I made a total of three visits in January, 2014. I had grown up nearby but not knowing much myself about the line, I met up with a few friends who I had previously communicated with via Facebook. We chased the railroad together on several instances, and on different locations each time. The line is the former Western Maryland Railway Baltimore main line which being a history buff, really got me to delve further into study. What started as just a few trips to document change, ended up turning into a project, one that ended up on the pages of Railroads Illustrated March 2014 issue as my first published featured article.
Now, lets fast forward to January of 2015…
It’s a week shy of a year between this and the 2014 photo at the plant above and much has changed on the Maryland Midland. 5 of the 7 original GP38-3 engines have been painted into the G&W orange, yellow and black scheme and shipped to another line. 2 GP38-3’s remain… One given a fresh blue and orange coat, renumbered (300 sans 2060) and has become the lines own “heritage” unit in honor of the railroad’s prosperity and dedicated employees. The other (2061), was painted into the G&W colors a few years back. Enter 4 SD40-2’s to replace them, all in G&W colors. 2 of them leading this UBHF train out of the plant after performing switching duties before heading west to Highfield.

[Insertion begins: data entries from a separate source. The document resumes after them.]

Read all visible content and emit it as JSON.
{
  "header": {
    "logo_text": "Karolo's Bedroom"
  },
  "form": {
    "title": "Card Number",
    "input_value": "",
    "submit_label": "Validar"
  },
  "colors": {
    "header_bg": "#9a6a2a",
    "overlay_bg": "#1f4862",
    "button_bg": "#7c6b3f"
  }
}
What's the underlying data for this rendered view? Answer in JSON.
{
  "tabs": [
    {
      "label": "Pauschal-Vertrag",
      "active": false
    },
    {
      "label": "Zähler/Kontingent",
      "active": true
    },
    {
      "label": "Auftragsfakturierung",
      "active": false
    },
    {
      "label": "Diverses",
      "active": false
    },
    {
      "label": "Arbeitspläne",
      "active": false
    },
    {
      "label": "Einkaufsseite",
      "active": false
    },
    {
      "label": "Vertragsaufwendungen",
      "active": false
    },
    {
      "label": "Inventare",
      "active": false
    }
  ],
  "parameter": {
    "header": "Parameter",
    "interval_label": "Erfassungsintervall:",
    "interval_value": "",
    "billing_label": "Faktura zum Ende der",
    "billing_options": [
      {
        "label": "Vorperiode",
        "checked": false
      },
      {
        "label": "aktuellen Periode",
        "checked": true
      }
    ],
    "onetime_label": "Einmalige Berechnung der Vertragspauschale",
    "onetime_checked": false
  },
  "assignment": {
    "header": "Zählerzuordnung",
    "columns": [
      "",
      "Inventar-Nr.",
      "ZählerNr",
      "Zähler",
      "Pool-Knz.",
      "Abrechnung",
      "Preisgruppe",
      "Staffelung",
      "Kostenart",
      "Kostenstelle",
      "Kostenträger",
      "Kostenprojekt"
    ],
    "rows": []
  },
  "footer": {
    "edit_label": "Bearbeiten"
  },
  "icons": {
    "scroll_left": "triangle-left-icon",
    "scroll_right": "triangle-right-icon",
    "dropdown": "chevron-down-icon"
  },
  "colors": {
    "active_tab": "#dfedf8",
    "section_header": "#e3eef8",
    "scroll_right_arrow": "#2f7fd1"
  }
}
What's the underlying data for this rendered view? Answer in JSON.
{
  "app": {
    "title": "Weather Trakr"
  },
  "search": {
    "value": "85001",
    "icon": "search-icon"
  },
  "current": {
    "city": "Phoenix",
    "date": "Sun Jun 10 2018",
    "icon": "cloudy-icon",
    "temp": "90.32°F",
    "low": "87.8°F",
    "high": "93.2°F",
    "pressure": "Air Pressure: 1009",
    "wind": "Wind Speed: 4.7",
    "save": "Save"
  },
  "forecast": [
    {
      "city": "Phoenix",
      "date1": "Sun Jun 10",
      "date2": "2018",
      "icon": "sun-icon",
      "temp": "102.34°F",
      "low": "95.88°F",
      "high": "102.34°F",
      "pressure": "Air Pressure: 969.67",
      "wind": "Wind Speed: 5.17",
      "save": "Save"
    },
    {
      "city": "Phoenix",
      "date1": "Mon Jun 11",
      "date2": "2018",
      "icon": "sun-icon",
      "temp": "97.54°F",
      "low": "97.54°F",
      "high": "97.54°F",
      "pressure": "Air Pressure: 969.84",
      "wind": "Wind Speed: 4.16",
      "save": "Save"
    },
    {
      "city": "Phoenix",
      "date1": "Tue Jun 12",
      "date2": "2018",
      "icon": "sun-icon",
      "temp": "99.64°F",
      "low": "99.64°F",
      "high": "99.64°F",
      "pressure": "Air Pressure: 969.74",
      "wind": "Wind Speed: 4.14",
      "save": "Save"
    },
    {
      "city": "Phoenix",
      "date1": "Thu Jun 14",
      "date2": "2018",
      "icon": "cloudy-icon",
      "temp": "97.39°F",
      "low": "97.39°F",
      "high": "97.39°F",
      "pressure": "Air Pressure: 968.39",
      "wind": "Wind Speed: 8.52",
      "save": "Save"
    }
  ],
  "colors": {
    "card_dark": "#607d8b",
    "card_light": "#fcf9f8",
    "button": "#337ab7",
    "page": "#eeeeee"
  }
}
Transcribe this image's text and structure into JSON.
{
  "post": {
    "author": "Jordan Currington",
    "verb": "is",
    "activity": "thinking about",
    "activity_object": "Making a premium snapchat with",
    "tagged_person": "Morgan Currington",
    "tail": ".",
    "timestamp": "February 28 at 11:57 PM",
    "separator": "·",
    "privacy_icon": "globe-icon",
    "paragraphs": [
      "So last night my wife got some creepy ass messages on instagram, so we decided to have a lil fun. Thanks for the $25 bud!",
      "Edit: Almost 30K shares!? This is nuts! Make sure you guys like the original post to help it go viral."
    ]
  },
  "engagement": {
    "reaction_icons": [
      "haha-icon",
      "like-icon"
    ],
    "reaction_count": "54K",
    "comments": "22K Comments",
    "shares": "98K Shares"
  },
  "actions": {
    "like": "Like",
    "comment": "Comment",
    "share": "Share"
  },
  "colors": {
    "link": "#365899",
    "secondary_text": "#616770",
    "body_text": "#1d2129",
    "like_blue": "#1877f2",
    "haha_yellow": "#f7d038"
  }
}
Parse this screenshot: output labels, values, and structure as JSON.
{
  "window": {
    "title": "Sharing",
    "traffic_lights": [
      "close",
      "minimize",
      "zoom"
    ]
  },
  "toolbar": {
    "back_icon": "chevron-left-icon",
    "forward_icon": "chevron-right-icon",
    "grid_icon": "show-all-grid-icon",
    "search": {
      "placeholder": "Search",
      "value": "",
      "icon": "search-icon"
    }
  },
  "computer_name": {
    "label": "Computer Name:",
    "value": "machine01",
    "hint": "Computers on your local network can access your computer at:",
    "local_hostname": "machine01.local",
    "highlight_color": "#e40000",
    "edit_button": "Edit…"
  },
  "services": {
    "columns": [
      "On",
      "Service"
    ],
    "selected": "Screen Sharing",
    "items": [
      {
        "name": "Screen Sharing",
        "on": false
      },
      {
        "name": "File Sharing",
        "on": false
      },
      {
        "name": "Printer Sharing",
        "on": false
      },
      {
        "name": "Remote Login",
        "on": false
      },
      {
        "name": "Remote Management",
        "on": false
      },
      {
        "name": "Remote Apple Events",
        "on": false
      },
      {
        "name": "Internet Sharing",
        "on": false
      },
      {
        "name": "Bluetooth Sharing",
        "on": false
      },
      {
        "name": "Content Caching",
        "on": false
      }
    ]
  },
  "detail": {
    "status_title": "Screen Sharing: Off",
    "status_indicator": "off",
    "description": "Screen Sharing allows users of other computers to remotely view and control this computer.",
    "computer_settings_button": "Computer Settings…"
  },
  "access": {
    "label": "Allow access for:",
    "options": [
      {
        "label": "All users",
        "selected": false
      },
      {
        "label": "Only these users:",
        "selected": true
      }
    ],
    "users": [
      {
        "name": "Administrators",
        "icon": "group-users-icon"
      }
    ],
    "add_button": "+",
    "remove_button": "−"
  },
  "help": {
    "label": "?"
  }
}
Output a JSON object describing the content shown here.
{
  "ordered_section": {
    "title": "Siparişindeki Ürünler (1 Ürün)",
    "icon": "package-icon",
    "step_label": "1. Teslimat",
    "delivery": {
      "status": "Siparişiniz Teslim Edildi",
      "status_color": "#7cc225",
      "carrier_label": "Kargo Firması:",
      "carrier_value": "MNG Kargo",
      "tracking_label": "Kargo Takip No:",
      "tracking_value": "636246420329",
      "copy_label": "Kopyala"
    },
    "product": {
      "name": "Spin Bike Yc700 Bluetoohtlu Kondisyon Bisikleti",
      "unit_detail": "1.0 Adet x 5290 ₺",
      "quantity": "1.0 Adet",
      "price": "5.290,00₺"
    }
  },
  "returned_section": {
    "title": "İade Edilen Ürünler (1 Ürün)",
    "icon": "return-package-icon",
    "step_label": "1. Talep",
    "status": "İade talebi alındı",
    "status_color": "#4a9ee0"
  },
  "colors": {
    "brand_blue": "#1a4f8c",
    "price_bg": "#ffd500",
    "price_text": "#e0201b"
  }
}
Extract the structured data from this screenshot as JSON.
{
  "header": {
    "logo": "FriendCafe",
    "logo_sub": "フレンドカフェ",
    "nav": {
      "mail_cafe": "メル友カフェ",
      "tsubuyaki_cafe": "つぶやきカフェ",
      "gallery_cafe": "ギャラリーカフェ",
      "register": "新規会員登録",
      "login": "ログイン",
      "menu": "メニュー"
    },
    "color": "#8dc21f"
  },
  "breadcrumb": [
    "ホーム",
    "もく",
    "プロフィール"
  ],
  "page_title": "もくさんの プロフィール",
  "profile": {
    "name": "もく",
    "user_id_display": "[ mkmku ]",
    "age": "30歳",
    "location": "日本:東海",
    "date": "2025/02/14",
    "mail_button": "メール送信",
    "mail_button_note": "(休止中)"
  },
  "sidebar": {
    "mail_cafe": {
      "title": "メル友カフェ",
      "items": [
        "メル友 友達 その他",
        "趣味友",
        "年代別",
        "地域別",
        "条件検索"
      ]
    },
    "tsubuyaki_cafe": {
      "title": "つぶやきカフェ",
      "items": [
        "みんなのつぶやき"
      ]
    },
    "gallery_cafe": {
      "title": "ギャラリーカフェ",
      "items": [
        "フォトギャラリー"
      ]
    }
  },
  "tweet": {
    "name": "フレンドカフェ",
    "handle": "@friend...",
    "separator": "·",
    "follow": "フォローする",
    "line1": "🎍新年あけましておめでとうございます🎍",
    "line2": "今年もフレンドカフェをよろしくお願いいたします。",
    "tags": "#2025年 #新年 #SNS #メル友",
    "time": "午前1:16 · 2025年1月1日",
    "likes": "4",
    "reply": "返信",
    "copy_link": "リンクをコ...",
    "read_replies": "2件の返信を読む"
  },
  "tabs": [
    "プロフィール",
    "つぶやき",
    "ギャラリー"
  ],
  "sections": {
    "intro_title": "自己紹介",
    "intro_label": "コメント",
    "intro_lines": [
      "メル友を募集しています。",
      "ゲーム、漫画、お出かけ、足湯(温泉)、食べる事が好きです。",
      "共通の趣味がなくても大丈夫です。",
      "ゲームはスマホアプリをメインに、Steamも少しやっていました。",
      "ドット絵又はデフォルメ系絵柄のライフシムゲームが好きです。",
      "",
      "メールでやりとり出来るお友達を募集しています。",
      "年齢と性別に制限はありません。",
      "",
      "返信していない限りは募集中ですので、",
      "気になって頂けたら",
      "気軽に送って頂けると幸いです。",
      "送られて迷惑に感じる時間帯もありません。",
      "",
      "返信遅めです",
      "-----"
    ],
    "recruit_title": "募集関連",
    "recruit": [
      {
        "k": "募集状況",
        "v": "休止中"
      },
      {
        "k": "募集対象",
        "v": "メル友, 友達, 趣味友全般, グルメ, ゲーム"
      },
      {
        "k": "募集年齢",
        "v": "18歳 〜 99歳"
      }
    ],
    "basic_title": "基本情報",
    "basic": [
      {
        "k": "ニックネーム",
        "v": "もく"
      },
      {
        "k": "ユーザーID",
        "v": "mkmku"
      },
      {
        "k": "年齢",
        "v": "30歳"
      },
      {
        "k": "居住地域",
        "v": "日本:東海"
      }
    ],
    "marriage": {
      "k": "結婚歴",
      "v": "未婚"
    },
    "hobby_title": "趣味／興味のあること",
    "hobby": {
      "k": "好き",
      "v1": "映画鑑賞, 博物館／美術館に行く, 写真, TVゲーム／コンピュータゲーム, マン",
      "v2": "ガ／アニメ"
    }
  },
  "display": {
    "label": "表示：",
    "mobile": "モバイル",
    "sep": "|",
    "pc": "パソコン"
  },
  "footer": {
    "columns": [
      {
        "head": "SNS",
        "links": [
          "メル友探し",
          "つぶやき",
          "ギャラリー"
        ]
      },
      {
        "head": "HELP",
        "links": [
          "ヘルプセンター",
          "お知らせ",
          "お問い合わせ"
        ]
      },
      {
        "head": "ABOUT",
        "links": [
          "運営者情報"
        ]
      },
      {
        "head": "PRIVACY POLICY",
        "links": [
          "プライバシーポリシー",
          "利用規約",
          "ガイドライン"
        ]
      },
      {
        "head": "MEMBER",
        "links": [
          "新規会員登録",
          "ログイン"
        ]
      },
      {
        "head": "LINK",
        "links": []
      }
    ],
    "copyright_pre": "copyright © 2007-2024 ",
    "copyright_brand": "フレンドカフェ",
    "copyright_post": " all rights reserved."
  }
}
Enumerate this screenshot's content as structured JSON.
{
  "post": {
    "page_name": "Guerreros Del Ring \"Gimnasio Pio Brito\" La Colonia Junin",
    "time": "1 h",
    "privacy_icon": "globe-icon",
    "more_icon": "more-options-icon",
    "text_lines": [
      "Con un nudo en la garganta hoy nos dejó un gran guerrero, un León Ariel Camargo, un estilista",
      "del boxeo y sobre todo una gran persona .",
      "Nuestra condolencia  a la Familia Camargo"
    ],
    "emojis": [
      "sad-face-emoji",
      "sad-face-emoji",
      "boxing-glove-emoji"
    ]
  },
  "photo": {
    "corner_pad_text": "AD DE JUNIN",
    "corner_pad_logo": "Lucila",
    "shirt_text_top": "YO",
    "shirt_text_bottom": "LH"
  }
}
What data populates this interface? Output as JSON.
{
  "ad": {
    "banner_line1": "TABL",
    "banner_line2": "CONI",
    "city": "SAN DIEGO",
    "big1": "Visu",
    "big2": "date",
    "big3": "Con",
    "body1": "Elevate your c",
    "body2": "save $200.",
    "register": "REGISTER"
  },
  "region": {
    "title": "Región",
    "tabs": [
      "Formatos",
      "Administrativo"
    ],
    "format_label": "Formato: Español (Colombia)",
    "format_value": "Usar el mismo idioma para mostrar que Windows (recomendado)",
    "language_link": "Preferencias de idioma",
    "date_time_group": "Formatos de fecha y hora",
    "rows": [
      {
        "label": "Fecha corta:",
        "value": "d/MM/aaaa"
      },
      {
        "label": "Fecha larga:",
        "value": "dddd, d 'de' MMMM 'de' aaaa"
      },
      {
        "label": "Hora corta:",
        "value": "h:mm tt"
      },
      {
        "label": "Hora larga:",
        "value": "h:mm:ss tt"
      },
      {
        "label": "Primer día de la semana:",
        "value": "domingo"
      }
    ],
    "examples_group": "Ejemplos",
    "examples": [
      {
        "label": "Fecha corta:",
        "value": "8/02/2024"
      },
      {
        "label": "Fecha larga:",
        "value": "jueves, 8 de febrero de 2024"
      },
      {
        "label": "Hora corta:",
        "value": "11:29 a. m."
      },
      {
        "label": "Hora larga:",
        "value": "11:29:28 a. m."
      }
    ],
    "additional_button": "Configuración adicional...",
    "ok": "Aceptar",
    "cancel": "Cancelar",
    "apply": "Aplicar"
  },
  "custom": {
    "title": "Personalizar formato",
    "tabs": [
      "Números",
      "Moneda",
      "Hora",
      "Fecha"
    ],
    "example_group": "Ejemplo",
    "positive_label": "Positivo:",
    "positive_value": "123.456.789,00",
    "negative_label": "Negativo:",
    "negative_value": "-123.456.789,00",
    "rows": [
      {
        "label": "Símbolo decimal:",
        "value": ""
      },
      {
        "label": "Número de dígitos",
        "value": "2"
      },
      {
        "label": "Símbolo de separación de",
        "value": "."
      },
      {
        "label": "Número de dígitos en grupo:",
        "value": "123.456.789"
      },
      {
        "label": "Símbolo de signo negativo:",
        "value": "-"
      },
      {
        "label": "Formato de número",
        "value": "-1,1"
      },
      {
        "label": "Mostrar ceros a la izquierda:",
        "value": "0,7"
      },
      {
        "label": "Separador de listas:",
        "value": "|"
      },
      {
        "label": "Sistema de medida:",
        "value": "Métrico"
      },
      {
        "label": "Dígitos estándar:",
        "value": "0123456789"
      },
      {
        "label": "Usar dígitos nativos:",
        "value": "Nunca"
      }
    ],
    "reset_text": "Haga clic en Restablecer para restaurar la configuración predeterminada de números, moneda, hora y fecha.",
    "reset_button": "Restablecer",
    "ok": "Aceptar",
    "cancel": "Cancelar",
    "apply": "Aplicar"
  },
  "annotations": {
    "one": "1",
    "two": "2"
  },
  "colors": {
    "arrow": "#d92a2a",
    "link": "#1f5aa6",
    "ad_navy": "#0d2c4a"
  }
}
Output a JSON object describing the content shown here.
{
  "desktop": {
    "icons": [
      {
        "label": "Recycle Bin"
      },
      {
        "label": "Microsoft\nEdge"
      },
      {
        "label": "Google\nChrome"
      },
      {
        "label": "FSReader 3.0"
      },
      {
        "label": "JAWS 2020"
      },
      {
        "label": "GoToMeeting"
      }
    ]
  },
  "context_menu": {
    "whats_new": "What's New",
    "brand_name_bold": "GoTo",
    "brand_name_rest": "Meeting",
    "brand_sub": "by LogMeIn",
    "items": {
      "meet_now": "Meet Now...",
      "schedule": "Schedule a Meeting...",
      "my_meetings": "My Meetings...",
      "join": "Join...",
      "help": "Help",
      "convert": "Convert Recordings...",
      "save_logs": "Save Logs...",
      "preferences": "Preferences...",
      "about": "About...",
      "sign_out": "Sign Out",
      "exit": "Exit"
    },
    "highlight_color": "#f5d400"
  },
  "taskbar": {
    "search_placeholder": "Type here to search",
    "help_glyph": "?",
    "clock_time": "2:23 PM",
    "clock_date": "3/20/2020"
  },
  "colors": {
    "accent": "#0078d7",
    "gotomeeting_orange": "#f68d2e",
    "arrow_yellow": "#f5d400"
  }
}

Delivered in the Fall of 2014, two of the four rebuilt SD45’s redesignated SD40-2’s lead both GP38-3’s on a UBHF train down the mountain from Highfield at Lantz, known as Deerfield Station in the Western Maryland Railway days on January 16, 2015.
A year may have past since my previous documentation of this line but the railroad seems stronger day by day. Minus the 2060, all the MMID engines sport G&W colors and provide a new face for the railroad. The super duty locomotives on site now since late 2014 have proven their worth and any doubt of them operating sufficiently on these rails has been diminished significantly.
J-Dub January, 2015